Notwithstanding the amount of time that has passed, anyone approaching this subject finds a situation of neglect by the State with respect to issues concerning the victims, memory and human rights.
And it is precisely from the human rights perspective that it is possible to confront the situation and demand of the State the justice required to put an end to the lack of memory, the neglect and the impunity with which this subject has been treated, often intentionally.
The right to know the final fate of the victims of the Franco repression in Spain is not simply the right of any individual victim or closely related person to know what happened-it is a right to the truth. The right to know is also a collective right, drawing upon history to prevent violations from recurring in the future.

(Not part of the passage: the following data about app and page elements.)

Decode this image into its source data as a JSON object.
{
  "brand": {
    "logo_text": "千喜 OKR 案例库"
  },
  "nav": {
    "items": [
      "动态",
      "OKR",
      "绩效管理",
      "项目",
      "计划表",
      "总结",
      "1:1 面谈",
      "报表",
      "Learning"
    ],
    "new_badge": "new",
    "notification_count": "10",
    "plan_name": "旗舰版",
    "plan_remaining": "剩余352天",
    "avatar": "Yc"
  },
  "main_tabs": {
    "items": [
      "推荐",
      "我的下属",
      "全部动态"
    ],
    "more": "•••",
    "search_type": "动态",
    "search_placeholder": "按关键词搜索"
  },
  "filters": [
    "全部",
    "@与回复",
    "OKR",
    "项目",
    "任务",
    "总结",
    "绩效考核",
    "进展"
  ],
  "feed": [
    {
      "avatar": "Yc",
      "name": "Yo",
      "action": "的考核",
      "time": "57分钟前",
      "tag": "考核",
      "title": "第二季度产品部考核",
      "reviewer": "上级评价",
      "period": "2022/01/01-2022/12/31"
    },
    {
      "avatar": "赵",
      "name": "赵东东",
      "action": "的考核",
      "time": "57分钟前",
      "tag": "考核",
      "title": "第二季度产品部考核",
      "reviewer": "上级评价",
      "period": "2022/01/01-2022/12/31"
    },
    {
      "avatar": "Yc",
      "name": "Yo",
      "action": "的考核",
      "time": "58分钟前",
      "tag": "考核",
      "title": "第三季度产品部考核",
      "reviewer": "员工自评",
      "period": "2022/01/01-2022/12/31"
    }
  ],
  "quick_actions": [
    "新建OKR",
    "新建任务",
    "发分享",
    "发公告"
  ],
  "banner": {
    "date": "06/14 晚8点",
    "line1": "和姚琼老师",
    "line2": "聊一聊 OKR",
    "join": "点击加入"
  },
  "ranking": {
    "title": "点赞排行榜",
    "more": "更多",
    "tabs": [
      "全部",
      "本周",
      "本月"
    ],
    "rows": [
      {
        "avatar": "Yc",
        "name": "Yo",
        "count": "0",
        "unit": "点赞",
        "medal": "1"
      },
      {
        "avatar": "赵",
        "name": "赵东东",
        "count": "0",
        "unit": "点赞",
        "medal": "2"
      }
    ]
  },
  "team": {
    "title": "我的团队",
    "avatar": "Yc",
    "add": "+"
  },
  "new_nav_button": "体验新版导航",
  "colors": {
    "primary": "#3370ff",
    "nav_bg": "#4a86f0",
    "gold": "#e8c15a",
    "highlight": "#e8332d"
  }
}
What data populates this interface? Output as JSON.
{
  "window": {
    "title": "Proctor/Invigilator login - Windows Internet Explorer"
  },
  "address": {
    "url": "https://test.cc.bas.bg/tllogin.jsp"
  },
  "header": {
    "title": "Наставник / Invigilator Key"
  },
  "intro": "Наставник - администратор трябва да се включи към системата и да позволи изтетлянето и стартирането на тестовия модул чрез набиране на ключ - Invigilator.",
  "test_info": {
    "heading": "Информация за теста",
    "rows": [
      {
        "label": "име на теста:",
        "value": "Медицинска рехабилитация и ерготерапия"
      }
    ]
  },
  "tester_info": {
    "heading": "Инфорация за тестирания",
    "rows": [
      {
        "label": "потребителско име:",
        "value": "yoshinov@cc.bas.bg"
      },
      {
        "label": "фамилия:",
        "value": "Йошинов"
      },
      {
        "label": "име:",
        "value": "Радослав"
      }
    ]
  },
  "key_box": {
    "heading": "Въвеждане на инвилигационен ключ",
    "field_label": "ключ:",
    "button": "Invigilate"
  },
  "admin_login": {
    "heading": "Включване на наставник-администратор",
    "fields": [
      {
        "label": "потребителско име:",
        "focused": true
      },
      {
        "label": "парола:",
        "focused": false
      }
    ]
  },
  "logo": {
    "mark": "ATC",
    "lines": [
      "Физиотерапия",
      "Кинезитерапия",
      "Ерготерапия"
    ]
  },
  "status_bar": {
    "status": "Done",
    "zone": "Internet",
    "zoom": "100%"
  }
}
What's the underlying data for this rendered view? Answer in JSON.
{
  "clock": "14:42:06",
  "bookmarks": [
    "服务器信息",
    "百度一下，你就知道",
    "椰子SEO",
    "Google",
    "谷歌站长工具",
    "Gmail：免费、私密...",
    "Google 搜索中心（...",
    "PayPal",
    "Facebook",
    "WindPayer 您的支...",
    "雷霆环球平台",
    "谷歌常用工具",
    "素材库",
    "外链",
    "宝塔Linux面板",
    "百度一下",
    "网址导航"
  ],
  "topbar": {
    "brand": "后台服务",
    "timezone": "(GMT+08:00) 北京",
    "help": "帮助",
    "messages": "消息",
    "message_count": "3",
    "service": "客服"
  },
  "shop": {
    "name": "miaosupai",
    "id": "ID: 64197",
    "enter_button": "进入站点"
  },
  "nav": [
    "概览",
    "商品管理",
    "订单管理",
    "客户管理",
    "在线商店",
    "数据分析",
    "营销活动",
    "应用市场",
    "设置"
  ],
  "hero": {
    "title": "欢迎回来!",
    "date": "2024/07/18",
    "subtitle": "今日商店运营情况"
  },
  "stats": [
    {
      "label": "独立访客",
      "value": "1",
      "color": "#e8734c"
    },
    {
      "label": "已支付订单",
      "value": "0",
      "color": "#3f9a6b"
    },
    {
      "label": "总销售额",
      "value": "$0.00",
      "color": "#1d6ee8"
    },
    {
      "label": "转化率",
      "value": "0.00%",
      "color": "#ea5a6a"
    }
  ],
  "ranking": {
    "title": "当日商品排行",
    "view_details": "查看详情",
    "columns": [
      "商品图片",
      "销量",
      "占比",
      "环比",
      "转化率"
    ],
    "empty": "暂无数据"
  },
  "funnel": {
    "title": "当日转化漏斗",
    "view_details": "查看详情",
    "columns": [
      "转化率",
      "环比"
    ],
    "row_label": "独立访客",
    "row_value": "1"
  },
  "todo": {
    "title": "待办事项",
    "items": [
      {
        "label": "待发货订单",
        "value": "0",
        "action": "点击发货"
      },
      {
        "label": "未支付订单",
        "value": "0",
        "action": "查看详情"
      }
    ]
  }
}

For all the aforementioned reasons, Mr. Secretary General, at this critical time of the commemoration of the liberation of the extermination camps and the end of World War II, we ask for your mediation with the government of the Kingdom of Spain so that the only Western European victims who have never received any type of recognition to date can recover their history, dignity, and civil rights.
The associations of victims, human rights, and civil liberties signing this letter assure you that our motivation is to never forget what happened and always remember those who gave their lives to defend our liberties.
- Gregorio Dionis, President, Equipo Nizkor
- Ana Viéitez Gómez, President, Association of Relatives and Friends of the Second Republic Victims of Reprisals by the Franco Regime - AFARIIREP
- Mario Osorio, Secretary General, Gragero Group of León
- Félix Rodríguez Sanz, Secretary General, Republican Institute of Human Rights.
- Dolores Cabra, Secretary Genera,l Association for the Creation of an Archive of the Civil War, the International Brigades, the Children of the War, the Resistance, and the Spanish Exile - AGE (Archive of War and Exile)
- Montse Astray, Secretary General, Republican Ateneo of Galicia (ARGA)
- Fermín Sánchez Martín, Secretary General, Association of Salamanca for Memory and Justice
- Floren Dimas Balsalobre, Regional President, Friends of the Fallen for Liberty (1939-1945), Historical Memory of the Murcia Region
- José Maria Pedreño, President, Forum for Memory